    • 25 meters or less typically within wiring closet.
    • PCS (Physical Code Sublayer) includes 8B/10B encoding with 1.25 Gbps line.
    • Each link is composed of a separate shielded twisted pair running in each direction.
  • 1000 Base T
    • Twisted Pair Cables
    • Four pairs of Category 5 UTP.
    • IEEE 802.3ab ratified in June 1999.
    • Category 5, 6 and 7 copper up to 100 meters.
    • This requires extensive signal processing .
  • Carrier Extention RRRRRRRRRRRRR Frame 512 bytes
    • For 10BaseT : 2.5 km max; slot time = 64 bytes
    • For 1000BaseT: 200 m max; slot time = 512 bytes
    • Carrier Extension : continue transmitting control characters [R] to fill collision interval.
    • This permits minimum 64-byte frame to be handled.
    • Control characters discarded at destination.
  • 512 bytes Extension Frame Frame Frame Frame Frame burst
    • Source sends out burst of frames without relinquishing control of the network.
    • Uses Ethernet Interframe gap filled with extension bits (96 bits)
    • Maximum frame burst is 8192 bytes
    • Three times more throughput for small frames.
  • References
    • Computer Networks 4e by Andrew S. Tanenbaum
    • www.cisco.com
    • www.intel.com/network/
    • Standards.ieee.org/catalog
    • grouper.ieee.org/groups/802/3
    • www.ethermanage.com

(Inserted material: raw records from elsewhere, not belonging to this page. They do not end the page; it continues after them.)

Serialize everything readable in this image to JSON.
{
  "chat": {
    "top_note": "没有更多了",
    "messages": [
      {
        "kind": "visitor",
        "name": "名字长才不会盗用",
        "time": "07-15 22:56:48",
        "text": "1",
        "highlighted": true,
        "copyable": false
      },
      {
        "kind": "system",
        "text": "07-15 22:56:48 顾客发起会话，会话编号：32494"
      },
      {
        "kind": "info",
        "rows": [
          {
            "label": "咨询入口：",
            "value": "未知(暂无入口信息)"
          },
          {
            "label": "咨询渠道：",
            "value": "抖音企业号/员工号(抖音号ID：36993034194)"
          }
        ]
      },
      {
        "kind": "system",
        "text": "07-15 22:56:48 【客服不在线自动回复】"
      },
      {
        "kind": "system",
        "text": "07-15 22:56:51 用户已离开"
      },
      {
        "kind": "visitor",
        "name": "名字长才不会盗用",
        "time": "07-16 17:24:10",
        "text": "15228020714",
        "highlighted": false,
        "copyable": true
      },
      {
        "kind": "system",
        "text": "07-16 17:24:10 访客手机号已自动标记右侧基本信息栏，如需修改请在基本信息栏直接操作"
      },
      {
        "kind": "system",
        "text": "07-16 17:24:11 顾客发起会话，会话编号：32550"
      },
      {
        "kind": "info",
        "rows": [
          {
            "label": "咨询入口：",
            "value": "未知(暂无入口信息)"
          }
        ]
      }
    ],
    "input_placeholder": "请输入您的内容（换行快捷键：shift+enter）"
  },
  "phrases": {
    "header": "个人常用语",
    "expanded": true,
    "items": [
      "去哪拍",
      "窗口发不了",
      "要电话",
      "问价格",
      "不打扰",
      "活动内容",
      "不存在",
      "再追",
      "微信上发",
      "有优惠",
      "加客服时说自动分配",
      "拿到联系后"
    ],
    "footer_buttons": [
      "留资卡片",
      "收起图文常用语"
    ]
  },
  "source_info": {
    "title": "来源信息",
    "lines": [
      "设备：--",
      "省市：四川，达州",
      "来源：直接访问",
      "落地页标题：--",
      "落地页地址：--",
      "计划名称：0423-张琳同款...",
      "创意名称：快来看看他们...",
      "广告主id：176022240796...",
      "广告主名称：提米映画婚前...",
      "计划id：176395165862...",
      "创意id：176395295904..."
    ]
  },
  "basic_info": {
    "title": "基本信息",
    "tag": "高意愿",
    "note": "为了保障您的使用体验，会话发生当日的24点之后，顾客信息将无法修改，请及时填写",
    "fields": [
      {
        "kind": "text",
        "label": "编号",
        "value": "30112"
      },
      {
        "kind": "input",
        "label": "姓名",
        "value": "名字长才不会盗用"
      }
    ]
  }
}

    • Wikipedia.org
    • compnetworking.about.com
    • -Bhavin Chauhan
    • -Arpan Chavda
    Thank You